Interruption of HIV treatment has been cited as a major impediment in the fight against new infections amid concern over continued stigma.
Speaking in Meru County ahead of this year’s World AIDS Day celebrations, set for tomorrow, National Syndemic Disease Control Council CEO Dr Ruth Masha said the country recorded significant numbers last year with at least one in every ten among those living with the virus interrupting treatment.
She said interruption of HIV treatment can lead to a viral rebound after previous viral suppression which contributes to reduced immunity and may impact health in other ways.
“One of the things that is making them stop is HIV stigma and discrimination.

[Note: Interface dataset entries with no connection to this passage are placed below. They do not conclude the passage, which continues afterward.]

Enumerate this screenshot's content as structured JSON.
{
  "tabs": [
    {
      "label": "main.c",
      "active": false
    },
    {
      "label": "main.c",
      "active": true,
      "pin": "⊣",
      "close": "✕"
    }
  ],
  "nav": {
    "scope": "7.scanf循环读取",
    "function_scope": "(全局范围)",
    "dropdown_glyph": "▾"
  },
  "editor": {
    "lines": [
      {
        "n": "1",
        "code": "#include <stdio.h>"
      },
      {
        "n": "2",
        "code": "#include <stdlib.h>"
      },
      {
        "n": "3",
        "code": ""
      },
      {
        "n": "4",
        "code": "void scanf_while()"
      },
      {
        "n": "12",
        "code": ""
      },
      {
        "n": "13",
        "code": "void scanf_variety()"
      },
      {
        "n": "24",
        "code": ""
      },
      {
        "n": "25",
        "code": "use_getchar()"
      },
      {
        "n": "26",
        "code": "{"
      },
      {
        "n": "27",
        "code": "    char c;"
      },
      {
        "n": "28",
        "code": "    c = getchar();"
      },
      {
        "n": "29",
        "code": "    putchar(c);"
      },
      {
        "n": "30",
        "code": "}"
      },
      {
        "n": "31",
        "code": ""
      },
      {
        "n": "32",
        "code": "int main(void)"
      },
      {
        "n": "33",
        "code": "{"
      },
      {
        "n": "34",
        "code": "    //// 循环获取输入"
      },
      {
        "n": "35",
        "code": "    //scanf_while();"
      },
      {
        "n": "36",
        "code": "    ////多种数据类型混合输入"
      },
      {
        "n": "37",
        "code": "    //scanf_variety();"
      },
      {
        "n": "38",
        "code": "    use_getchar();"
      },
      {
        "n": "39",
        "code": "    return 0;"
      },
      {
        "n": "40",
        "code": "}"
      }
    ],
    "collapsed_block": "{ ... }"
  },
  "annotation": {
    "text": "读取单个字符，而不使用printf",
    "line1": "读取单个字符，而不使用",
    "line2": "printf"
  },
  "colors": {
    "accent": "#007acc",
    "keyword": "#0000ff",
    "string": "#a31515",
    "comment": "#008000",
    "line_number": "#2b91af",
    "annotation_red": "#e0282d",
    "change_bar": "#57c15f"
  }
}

And as long as we continue having people stigmatised, then they end up having mental health issues and then interrupt treatment.” Observed Masha.

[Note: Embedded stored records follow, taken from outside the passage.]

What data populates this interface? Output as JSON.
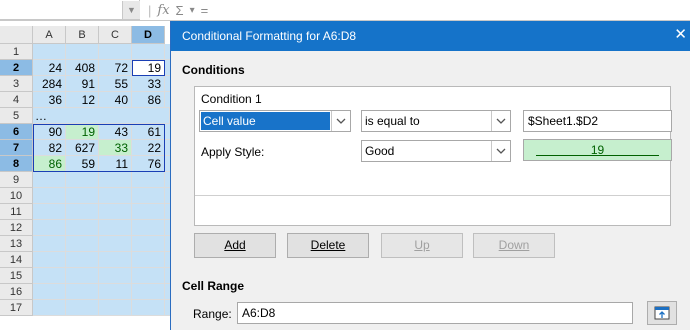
{
  "formula_bar": {
    "icons": [
      "function-wizard-icon",
      "sum-icon",
      "dropdown-icon",
      "formula-equals-icon"
    ],
    "fx_glyph": "fx",
    "sum_glyph": "Σ",
    "drop_glyph": "▾",
    "eq_glyph": "="
  },
  "sheet": {
    "columns": [
      "A",
      "B",
      "C",
      "D"
    ],
    "rows": [
      "1",
      "2",
      "3",
      "4",
      "5",
      "6",
      "7",
      "8",
      "9",
      "10",
      "11",
      "12",
      "13",
      "14",
      "15",
      "16",
      "17"
    ],
    "ellipsis": "…",
    "cells": {
      "r2": [
        "24",
        "408",
        "72",
        "19"
      ],
      "r3": [
        "284",
        "91",
        "55",
        "33"
      ],
      "r4": [
        "36",
        "12",
        "40",
        "86"
      ],
      "r6": [
        "90",
        "19",
        "43",
        "61"
      ],
      "r7": [
        "82",
        "627",
        "33",
        "22"
      ],
      "r8": [
        "86",
        "59",
        "11",
        "76"
      ]
    }
  },
  "dialog": {
    "title": "Conditional Formatting for A6:D8",
    "close_glyph": "✕",
    "conditions_heading": "Conditions",
    "condition_label": "Condition 1",
    "type_combo_value": "Cell value",
    "operator_combo_value": "is equal to",
    "value_field": "$Sheet1.$D2",
    "apply_style_label": "Apply Style:",
    "style_combo_value": "Good",
    "style_preview_text": "19",
    "buttons": {
      "add": "Add",
      "delete": "Delete",
      "up": "Up",
      "down": "Down"
    },
    "cell_range_heading": "Cell Range",
    "range_label": "Range:",
    "range_value": "A6:D8"
  }
}
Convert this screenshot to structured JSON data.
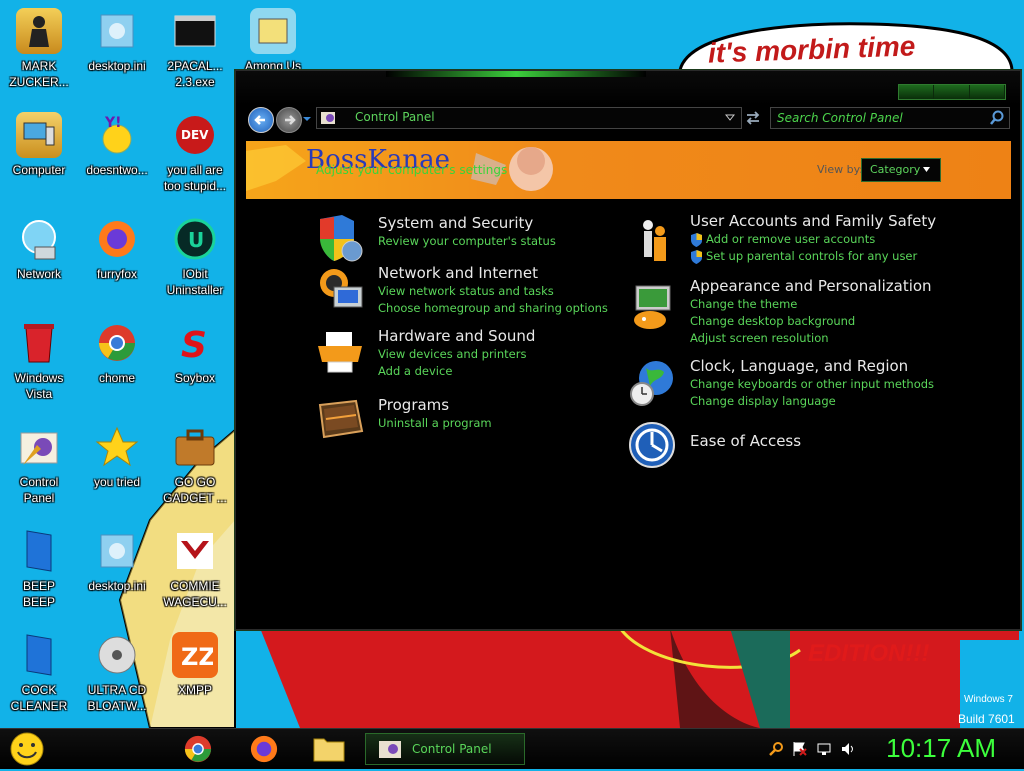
{
  "desktop": {
    "icons": [
      {
        "label": "MARK\nZUCKER...",
        "icon": "user-folder-icon"
      },
      {
        "label": "desktop.ini",
        "icon": "settings-file-icon"
      },
      {
        "label": "2PACAL...\n2.3.exe",
        "icon": "console-exe-icon"
      },
      {
        "label": "Among Us",
        "icon": "game-shortcut-icon"
      },
      {
        "label": "Computer",
        "icon": "computer-icon"
      },
      {
        "label": "doesntwo...",
        "icon": "yahoo-messenger-icon"
      },
      {
        "label": "you all are\ntoo stupid...",
        "icon": "devcpp-icon"
      },
      {
        "label": "Network",
        "icon": "network-globe-icon"
      },
      {
        "label": "furryfox",
        "icon": "firefox-icon"
      },
      {
        "label": "IObit\nUninstaller",
        "icon": "iobit-uninstaller-icon"
      },
      {
        "label": "Windows\nVista",
        "icon": "recycle-bin-icon"
      },
      {
        "label": "chome",
        "icon": "chrome-icon"
      },
      {
        "label": "Soybox",
        "icon": "soybox-icon"
      },
      {
        "label": "Control\nPanel",
        "icon": "control-panel-icon"
      },
      {
        "label": "you tried",
        "icon": "star-icon"
      },
      {
        "label": "GO GO\nGADGET ...",
        "icon": "briefcase-icon"
      },
      {
        "label": "BEEP\nBEEP",
        "icon": "blue-book-icon"
      },
      {
        "label": "desktop.ini",
        "icon": "settings-file-icon"
      },
      {
        "label": "COMMIE\nWAGECU...",
        "icon": "emblem-icon"
      },
      {
        "label": "COCK\nCLEANER",
        "icon": "blue-book-icon"
      },
      {
        "label": "ULTRA CD\nBLOATW...",
        "icon": "cd-burner-icon"
      },
      {
        "label": "XMPP",
        "icon": "xampp-icon"
      }
    ],
    "speech_bubble": "it's morbin time",
    "wallpaper_caption": "EDITION!!!",
    "watermark_windows": "Windows 7",
    "watermark_build": "Build 7601"
  },
  "window": {
    "address": "Control Panel",
    "search_placeholder": "Search Control Panel",
    "banner_logo": "BossKanae",
    "banner_subtitle": "Adjust your computer's settings",
    "view_by_label": "View by:",
    "view_by_value": "Category",
    "categories_left": [
      {
        "title": "System and Security",
        "icon": "shield-icon",
        "links": [
          "Review your computer's status"
        ]
      },
      {
        "title": "Network and Internet",
        "icon": "network-globe-icon",
        "links": [
          "View network status and tasks",
          "Choose homegroup and sharing options"
        ]
      },
      {
        "title": "Hardware and Sound",
        "icon": "printer-icon",
        "links": [
          "View devices and printers",
          "Add a device"
        ]
      },
      {
        "title": "Programs",
        "icon": "programs-icon",
        "links": [
          "Uninstall a program"
        ]
      }
    ],
    "categories_right": [
      {
        "title": "User Accounts and Family Safety",
        "icon": "users-icon",
        "links": [
          "Add or remove user accounts",
          "Set up parental controls for any user"
        ]
      },
      {
        "title": "Appearance and Personalization",
        "icon": "paint-palette-icon",
        "links": [
          "Change the theme",
          "Change desktop background",
          "Adjust screen resolution"
        ]
      },
      {
        "title": "Clock, Language, and Region",
        "icon": "clock-globe-icon",
        "links": [
          "Change keyboards or other input methods",
          "Change display language"
        ]
      },
      {
        "title": "Ease of Access",
        "icon": "accessibility-icon",
        "links": []
      }
    ]
  },
  "taskbar": {
    "active_window_label": "Control Panel",
    "clock": "10:17 AM"
  },
  "colors": {
    "accent_green": "#5ad65a",
    "banner_orange": "#f08a1a",
    "desktop_blue": "#12b2e8"
  }
}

She cited drugs and substance abuse especially among young people as compounding and contributing to interruption in HIV treatment.
“Interruption of medication means that the virus rebounds and sets pace for opportunistic infections including TB, meningitis and pneumonia for accelerated ill health that leads to high levels of deaths among those who have interrupted treatment.” She noted.
She said delayed diagnosis resulting from associated stigma could result in changes in the body could be irreversible.
“Although we have treatment, stigma and discrimination continues to stand in the way and there is no way the country will treat this disease as a health issue without bringing communities in an effort to break down structural issues, gender based violence and sexual offenses against children.” She said.
The concern coming amid grim statistics on the challenge of appointment and interruption of treatment with data collected last year indicating that of the 1,294,339-people living with HIV on ART in Kenya, 10.4% (134,611) interrupted their treatment.
Similar proportions of men (68%) and women (70%) living with HIV who were on ART kept their appointments, 11% of men and 10% of women on ART experienced treatment interruptions, and 38% of men and 37% of women returned to care.
The data shows that of the clients who interrupted their treatment, 8,182 representing 6 % died while 31,064 representing 23% were still lost to follow-up at the end of the year.
About 1.3 million of the 1.4 million people living with HIV in the country receive antiretroviral therapy from more than 3,000 health facilities including over 48,000 children and 55,000 breastfeeding mothers, a development that has seen the country record significant strides in the fight against the virus over the last decade.
“We have doubled the number of those on treatment from 2013 reducing the number of new infections from 100,000 in 2013 to about 22,000 last year. Mother to child transmission rates have also gone down.” She said.
Kenya is the 7th ranked country in the number of people living with HIV across the globe recording the sixth largest proportion of people who died from AIDS related deaths in the world last year.
Globally, 9.2 million people do not have access to HIV treatment that they need with 1700 lives lost from HIV-related causes each day and 3500 people infected, with many not knowing their status or having access to treatment.